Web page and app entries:
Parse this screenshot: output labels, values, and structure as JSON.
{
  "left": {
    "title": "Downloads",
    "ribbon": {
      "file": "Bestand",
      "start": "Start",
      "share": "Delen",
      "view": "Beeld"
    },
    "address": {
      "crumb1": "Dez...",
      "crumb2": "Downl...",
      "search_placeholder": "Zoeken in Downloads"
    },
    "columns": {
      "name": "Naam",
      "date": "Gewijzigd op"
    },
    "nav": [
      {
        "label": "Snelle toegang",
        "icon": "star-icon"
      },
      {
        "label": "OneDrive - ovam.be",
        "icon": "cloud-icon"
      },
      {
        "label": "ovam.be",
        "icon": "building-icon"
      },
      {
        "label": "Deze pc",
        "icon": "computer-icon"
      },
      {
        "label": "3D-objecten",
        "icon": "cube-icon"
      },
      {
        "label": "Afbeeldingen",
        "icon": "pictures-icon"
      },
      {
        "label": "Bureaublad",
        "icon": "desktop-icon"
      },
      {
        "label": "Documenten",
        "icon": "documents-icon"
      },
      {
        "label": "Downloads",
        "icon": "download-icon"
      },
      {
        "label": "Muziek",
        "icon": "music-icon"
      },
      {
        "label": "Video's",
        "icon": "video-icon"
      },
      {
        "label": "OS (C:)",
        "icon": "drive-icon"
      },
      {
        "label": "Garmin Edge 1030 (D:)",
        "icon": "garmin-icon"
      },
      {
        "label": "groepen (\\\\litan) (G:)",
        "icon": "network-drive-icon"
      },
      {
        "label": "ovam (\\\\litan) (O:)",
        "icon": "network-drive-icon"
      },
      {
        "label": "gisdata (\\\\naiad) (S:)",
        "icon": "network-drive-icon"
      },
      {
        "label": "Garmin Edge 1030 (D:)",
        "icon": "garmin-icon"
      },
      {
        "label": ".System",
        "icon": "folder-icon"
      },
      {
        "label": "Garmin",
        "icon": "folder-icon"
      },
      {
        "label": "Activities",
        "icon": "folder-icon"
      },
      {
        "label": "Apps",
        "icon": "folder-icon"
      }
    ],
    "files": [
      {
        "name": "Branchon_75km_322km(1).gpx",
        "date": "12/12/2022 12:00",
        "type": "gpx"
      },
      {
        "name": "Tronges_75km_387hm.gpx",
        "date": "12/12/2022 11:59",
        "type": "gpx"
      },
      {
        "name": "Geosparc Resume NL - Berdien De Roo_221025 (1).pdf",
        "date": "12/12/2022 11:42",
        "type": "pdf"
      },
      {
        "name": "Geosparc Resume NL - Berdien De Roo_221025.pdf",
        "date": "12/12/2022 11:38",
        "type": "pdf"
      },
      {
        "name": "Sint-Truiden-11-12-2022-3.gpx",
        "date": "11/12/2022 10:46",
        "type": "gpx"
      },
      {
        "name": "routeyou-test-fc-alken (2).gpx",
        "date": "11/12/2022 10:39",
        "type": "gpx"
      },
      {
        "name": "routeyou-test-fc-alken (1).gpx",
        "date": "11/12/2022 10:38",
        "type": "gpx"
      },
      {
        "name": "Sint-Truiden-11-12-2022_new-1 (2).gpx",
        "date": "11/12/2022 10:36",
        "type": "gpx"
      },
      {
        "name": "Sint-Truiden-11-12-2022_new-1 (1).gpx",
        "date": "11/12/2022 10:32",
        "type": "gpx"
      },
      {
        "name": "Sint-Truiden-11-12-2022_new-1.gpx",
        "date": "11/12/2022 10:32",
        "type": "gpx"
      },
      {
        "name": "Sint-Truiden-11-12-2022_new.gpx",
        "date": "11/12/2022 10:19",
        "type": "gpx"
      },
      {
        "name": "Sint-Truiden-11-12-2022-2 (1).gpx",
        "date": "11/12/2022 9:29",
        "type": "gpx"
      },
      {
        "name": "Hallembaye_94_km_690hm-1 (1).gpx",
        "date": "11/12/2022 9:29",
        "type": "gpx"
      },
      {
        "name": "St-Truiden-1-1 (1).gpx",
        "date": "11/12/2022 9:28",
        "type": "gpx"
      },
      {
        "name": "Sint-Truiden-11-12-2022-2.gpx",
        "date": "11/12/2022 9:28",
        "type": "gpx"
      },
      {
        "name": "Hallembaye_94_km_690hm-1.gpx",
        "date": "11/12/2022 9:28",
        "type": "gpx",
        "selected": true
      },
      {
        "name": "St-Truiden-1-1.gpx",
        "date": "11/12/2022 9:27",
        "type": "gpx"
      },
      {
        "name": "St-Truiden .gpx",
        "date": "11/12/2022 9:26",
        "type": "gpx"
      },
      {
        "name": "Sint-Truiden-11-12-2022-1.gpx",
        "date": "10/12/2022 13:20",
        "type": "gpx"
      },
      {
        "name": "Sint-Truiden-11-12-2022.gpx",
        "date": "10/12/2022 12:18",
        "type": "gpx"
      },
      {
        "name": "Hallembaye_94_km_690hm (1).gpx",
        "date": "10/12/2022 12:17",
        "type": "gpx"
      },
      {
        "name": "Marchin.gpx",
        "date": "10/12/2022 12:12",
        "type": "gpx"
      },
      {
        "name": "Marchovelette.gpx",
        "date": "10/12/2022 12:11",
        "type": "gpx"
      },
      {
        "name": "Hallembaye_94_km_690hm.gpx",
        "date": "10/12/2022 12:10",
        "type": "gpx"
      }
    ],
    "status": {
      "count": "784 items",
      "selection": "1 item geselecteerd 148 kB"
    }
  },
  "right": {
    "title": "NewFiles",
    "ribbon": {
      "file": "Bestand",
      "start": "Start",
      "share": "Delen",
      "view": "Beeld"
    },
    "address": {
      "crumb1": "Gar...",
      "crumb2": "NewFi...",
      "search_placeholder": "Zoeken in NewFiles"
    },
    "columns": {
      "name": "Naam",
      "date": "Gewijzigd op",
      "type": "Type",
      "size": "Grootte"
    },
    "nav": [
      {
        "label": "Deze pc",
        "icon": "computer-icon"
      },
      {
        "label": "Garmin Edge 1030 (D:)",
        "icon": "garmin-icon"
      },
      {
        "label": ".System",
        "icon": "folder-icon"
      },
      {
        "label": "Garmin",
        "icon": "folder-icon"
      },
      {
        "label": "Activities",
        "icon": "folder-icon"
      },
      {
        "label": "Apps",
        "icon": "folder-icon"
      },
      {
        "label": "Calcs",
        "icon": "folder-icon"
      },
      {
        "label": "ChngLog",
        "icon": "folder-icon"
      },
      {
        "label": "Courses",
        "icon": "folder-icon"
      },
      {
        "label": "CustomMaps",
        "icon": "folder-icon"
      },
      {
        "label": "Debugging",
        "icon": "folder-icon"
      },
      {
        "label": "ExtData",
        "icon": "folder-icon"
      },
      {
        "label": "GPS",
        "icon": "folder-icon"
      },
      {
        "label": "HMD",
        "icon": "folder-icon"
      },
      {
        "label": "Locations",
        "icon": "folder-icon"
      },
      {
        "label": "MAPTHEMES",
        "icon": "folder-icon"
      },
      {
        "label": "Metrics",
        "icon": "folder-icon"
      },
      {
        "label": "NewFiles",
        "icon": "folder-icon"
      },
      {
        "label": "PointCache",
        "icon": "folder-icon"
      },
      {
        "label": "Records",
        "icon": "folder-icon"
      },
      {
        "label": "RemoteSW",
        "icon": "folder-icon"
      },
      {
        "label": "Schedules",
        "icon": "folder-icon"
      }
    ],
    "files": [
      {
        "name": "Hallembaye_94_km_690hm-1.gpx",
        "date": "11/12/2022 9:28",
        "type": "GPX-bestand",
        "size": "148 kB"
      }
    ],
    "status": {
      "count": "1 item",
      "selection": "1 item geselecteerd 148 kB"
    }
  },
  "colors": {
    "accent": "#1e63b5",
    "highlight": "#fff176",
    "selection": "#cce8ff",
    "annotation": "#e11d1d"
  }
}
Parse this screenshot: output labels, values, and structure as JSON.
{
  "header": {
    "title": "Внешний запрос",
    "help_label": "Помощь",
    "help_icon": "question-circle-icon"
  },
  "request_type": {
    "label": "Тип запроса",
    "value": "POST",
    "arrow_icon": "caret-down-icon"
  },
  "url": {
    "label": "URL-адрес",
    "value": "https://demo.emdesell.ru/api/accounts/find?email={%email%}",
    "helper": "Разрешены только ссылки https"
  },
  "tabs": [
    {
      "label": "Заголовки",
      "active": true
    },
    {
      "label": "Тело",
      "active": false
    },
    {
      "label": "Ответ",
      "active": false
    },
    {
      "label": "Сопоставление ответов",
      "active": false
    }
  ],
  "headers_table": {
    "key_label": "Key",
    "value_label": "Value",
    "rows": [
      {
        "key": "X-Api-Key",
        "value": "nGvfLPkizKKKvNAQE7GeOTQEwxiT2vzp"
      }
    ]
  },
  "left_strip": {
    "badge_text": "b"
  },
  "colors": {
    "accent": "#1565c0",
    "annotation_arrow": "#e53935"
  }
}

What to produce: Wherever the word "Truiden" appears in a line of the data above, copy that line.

Answer to this exercise:
        "name": "Sint-Truiden-11-12-2022-3.gpx",
        "name": "Sint-Truiden-11-12-2022_new-1 (2).gpx",
        "name": "Sint-Truiden-11-12-2022_new-1 (1).gpx",
        "name": "Sint-Truiden-11-12-2022_new-1.gpx",
        "name": "Sint-Truiden-11-12-2022_new.gpx",
        "name": "Sint-Truiden-11-12-2022-2 (1).gpx",
        "name": "St-Truiden-1-1 (1).gpx",
        "name": "Sint-Truiden-11-12-2022-2.gpx",
        "name": "St-Truiden-1-1.gpx",
        "name": "St-Truiden .gpx",
        "name": "Sint-Truiden-11-12-2022-1.gpx",
        "name": "Sint-Truiden-11-12-2022.gpx",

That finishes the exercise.